Ports and Paranoia

by Scot Hacker

I run an intranet and a staging server on non-standard ports (8000 and 8080). This works great for our internal purposes, but every now and then a student will want to show a work-in-progress to an external organization. And every now and then, that organization turns out to be living behind one of those Stalinist corporate firewalls that blocks everything but port 80, which means they can't access the content, which means the student comes to me baffled, I explain the situation, and no one understands what I'm talking about. Somehow it always comes off as if I'm the one blocking the traffic. Ports are hard to explain to non-tech people. If I ask them to ask their sysadmins to back off a bit and open up traffic on these ports, I always get the same "we don't do that for security reasons."

Does it really make security sense for organizations to blindly block everything but port 80? The internet runs on ports. It's all about ports. There's got to be a more sensible way to accomplish your security goals than to slam the door in the face of other services. Are they being paranoid or am I expecting too much?

How have you dealt with this situation?


2003-04-16 14:04:22
There are reasons why they are called "Well Known Ports"
I am sorry, but I don't feel that companies are being stalinistic when they block ports going out from their networks, especially corp networks. I can also under stand why you do what you do, but as you said, it is for staging and testing not for general consumption. If you what your website to be accessable, then use a well known port (ie 80). If you really need to set this up, you can always use a reverse proxy that listens on port 80 and just redirects to the web instance on the none-standard port.

The company I work for does have a process in place where if a web site is operating on a non-standard port and can be justified as being needed for work we can open them for our proxy server farm.

There are a million reasons why you block all ports and only allow certain ones, but as someone who claims to understand ports I don't think you realize what kind of problems/security issues that can cause. By blocking companies stop their employees from using IM's (security reason's), playing network games (duh), slammer type virus from getting out, setting up their own spam cannons and any number of other reasons.

Sorry if I sound harse, but I am stalinistic when it comes to using standards in the type of work I do :p

2003-04-16 14:08:24
Egress Filtering
The rationale for default deny when doing egress filtering is the same as that for ingress filtering; it makes it a lot harder to screw up and leave yourself with security holes.

That said, it's a lot less convenient, it's harder to justify, and it generates more resentment from your users. Having a fairly liberal approval process and a fast turnaround time helps.

One goal is to prevent internal users from circumventing the firewall by initiating connections to outside machines (i.e. the sendmail trojan, certain forms of SSH tunneling, VPNs).

Another goal is to prevent or discourage internal users from leaking sensitive information.

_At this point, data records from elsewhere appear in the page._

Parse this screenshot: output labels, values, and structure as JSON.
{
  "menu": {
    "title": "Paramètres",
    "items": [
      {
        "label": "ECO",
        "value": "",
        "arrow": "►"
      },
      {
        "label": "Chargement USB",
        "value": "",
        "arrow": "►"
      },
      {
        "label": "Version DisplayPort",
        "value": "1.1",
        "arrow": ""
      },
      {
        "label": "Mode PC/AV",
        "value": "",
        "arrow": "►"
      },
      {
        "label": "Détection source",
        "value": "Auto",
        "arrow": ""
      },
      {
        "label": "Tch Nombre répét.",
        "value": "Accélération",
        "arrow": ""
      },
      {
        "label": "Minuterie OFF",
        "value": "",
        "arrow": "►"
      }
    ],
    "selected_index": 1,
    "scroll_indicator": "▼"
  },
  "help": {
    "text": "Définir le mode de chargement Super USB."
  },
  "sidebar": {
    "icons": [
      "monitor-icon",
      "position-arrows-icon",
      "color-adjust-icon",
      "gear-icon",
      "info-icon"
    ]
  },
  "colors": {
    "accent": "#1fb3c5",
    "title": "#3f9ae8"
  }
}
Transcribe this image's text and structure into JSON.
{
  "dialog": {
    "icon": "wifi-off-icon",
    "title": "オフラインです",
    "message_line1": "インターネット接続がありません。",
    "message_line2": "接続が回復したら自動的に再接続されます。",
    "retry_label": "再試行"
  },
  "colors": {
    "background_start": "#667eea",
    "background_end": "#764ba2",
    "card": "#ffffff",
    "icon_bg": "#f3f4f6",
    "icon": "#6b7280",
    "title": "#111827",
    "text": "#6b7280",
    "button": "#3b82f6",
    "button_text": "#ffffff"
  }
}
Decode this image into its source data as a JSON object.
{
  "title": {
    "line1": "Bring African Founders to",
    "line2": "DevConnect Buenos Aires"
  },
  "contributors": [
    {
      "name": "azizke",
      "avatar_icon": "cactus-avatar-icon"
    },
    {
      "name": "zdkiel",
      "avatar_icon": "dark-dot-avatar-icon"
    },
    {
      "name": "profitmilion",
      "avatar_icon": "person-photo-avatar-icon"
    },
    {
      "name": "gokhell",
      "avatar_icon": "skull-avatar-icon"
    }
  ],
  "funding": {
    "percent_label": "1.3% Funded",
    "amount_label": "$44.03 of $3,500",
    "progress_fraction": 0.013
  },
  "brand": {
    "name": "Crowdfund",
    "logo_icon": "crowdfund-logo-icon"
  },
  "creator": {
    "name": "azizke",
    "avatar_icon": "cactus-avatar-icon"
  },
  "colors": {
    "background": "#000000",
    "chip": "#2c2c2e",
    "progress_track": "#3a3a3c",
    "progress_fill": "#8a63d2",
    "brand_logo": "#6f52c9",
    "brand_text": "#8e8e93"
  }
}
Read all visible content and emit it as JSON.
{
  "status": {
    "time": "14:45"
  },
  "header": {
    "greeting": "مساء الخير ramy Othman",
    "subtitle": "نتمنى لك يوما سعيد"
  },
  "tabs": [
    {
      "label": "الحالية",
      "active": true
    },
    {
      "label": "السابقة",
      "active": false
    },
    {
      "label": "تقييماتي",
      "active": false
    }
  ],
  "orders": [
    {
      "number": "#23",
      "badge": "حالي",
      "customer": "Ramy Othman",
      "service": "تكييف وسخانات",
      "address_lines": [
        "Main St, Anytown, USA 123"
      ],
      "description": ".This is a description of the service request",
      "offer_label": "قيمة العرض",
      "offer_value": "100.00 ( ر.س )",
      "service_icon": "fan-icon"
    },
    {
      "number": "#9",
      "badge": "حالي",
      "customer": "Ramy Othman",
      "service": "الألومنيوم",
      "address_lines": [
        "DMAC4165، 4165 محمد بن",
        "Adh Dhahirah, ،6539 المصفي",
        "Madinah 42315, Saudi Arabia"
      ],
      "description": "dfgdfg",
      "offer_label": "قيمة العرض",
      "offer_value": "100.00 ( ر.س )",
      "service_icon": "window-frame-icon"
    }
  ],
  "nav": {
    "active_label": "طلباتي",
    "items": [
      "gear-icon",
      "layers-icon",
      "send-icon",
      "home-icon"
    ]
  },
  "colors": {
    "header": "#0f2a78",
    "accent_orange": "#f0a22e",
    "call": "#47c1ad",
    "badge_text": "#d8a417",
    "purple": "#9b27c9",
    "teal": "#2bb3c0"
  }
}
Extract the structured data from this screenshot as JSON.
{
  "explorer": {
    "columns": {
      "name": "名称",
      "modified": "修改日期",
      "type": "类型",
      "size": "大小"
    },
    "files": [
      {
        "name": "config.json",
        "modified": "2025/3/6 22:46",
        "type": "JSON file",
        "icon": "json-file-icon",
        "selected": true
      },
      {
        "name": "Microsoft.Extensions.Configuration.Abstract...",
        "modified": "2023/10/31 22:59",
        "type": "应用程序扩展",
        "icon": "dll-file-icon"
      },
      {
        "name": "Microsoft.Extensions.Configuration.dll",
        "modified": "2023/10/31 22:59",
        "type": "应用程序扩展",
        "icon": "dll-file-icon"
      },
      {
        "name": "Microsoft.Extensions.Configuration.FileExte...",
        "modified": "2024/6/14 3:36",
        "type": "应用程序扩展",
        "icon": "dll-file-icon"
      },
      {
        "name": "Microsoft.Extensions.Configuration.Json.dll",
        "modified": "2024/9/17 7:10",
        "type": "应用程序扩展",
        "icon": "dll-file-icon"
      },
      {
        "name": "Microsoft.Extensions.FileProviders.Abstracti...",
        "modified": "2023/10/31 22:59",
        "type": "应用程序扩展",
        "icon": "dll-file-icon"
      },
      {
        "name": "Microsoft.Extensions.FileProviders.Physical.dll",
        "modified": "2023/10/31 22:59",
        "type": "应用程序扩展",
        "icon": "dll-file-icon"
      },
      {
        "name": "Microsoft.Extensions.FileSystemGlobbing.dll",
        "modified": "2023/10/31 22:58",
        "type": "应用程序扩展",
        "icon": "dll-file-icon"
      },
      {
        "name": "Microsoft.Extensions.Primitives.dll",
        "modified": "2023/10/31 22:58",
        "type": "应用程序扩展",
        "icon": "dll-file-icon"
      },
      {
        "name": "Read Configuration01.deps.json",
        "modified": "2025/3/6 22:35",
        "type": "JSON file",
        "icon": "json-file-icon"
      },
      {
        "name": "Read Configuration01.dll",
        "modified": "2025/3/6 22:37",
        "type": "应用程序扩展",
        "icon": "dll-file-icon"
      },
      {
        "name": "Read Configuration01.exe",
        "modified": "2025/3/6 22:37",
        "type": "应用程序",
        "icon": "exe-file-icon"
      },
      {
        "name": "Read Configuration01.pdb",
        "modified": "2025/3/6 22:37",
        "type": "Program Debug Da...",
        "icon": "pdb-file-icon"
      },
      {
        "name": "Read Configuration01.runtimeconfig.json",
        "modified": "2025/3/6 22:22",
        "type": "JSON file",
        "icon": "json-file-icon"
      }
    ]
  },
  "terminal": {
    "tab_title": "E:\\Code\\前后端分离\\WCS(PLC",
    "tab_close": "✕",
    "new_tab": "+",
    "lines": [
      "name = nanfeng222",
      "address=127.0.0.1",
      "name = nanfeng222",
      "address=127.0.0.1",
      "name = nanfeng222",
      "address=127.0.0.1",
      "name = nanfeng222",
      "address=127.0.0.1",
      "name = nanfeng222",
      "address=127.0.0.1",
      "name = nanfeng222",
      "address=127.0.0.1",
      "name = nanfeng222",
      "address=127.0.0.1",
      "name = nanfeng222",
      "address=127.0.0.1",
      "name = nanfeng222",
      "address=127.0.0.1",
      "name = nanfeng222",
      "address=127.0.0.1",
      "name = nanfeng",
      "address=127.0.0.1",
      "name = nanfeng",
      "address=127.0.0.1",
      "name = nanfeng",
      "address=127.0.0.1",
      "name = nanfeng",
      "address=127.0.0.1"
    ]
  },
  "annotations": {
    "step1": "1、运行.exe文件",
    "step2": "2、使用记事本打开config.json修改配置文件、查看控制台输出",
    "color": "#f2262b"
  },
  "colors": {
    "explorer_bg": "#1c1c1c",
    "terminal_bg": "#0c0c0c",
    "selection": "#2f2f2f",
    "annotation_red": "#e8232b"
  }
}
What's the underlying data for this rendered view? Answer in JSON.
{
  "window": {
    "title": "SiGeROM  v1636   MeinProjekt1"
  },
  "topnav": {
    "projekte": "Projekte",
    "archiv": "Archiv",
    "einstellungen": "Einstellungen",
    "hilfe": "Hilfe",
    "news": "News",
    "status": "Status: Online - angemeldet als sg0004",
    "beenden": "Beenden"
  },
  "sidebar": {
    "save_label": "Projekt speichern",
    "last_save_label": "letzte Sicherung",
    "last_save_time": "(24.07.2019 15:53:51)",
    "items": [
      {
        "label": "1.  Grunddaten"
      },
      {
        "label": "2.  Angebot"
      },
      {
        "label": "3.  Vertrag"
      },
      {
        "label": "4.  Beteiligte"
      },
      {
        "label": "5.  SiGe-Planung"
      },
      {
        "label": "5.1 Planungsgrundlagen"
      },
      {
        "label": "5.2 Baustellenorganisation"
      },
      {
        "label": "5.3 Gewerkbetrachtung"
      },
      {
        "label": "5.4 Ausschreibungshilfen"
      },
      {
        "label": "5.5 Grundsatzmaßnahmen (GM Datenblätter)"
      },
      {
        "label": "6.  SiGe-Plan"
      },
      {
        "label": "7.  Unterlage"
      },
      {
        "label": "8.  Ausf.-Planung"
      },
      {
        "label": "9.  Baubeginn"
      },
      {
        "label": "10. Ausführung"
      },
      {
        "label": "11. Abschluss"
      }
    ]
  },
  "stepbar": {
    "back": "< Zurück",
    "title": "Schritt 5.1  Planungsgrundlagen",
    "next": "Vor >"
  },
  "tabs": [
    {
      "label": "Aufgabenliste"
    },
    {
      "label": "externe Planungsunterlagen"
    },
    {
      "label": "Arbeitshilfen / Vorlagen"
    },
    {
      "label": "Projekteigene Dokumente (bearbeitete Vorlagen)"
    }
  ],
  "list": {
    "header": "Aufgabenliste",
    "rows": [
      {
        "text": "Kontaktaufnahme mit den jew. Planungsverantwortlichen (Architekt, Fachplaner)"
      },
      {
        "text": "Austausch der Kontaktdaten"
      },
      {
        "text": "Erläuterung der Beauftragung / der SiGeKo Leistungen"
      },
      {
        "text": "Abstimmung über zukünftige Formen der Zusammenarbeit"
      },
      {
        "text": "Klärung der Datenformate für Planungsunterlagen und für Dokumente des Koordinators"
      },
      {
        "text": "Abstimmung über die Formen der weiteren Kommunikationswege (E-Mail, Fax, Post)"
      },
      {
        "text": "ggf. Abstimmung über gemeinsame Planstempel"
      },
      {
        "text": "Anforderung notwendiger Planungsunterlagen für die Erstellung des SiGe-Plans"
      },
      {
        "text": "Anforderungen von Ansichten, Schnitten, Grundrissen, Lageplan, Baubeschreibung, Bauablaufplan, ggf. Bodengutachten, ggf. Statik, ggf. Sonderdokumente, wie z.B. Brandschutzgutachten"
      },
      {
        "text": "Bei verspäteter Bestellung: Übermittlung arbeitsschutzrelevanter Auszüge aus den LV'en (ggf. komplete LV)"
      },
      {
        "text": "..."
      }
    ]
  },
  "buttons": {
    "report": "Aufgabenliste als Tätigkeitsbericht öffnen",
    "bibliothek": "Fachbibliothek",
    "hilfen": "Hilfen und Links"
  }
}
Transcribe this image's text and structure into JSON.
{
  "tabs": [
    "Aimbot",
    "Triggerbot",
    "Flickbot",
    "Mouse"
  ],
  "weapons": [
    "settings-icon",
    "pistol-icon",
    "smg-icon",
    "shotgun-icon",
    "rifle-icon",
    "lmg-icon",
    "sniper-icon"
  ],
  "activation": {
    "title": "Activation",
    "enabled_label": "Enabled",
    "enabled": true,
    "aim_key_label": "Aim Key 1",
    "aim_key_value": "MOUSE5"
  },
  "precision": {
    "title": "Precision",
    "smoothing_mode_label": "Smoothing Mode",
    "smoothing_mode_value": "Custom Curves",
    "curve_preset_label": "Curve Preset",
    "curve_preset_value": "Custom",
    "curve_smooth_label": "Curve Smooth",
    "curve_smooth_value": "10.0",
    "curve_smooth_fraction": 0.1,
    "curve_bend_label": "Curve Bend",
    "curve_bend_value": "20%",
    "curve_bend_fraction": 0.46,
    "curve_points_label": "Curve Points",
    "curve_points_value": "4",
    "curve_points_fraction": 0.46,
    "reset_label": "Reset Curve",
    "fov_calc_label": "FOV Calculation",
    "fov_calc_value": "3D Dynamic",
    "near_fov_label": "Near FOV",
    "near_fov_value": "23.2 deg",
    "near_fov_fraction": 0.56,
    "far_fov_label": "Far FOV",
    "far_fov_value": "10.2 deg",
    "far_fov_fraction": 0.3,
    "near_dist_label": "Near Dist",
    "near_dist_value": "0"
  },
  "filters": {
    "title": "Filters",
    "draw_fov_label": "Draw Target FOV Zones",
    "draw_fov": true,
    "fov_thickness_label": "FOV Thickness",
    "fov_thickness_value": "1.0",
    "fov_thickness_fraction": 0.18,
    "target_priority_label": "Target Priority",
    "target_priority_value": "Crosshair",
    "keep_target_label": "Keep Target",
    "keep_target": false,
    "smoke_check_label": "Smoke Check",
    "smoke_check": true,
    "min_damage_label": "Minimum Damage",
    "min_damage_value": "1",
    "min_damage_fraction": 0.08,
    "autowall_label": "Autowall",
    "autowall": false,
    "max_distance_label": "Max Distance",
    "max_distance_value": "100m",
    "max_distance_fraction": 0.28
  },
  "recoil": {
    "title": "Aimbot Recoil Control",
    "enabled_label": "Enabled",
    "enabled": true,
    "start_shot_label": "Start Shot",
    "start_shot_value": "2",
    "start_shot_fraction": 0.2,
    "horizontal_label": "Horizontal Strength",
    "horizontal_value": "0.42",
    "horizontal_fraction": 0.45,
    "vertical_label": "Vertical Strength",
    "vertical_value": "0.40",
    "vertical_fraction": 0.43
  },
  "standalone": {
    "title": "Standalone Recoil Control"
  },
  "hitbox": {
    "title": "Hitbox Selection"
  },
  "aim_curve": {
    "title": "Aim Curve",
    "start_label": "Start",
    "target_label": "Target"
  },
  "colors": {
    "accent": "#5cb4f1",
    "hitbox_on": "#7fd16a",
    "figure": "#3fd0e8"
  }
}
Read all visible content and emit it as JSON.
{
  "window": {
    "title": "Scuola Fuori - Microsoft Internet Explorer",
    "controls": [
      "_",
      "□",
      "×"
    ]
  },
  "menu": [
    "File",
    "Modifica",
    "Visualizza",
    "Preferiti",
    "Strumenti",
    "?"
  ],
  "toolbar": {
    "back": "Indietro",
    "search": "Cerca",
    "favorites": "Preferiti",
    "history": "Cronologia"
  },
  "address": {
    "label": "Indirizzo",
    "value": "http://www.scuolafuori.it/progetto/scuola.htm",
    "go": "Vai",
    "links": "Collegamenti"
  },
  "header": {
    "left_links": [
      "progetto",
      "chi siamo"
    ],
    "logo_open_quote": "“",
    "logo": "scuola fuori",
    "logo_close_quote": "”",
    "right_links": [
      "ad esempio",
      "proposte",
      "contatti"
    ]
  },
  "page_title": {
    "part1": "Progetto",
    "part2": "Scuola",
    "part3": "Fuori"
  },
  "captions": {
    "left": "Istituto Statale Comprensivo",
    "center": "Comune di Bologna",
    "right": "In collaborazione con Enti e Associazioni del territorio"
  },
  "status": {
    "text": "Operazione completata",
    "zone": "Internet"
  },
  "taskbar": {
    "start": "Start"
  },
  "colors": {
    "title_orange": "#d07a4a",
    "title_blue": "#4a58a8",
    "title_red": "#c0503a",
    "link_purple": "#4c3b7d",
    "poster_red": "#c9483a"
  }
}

Protocols that are known to be unsecure (i.e. telnet, POP, IMAP, IM clients) are often blocked for this reason. I have always been skeptical of this line of thinking; it's a technical band-aid put on a user education problem.

You should also consider that a lot of companies, particularly banks and other financial institutions, have an extremely conservative culture and are subject to a lot of security and privacy regulations. There are CYA benefits in adopting a fascist approach to security, especially when the company has a dedicated security department. There are few incentives to make things easy for users and lots of incentives to avoid taking the blame for a security breach.


2003-04-16 14:13:00
you said it yourself
most none tech people don't understand ports

In my experience a large number of tech people don't understand ports either.

I suspect you'll find that a fair number of firewalls are being administered by people that don't understand ports, and I would imagine a fair few would get nervous when Mr Hacker asks them to relax their firewall rules ;)

(sorry, couldn't resist)

2003-04-16 14:35:07
There are reasons why they are called "Well Known Ports"
"I am sorry, but I don't feel that companies are being stalinistic when they block ports going out from their networks, especially corp networks."

Ah - I would agree with you on ports going out from their networks. But the question here is about accessing those ports on other networks. I'm not asking them to run something on port 8000 - I'm asking them not to assume that external services on 8000 are dangerous. Why should a site on 8000 be more of a risk than a site on the standard 80?

But lots of good points there, thanks for you .02.

2003-04-17 05:11:45
ports and protocols
Usually the reason ports are restricted on egress is a desire to restrict protocols. Sometimes the people doing so don't realize that any tcp/udp protocol can run on any tcp/udp port. Sometimes they do. The ones who do usually are in organizations that can't afford application-level firewalls or whose management doesn't understand the need for them.
2003-04-18 07:57:18
There are reasons why they are called "Well Known Ports"
You are right, Port 8000 isn't any more/less dangerous than 80. But for the most part port 80 is the port that most web traffic is on.

I do abuse a few other ports that are opened for things like telnet/ssh/ftp so I can get to my home network so I do understand that blocking is pointless to some extent. For the most part, it will keep 99% of your user population under control.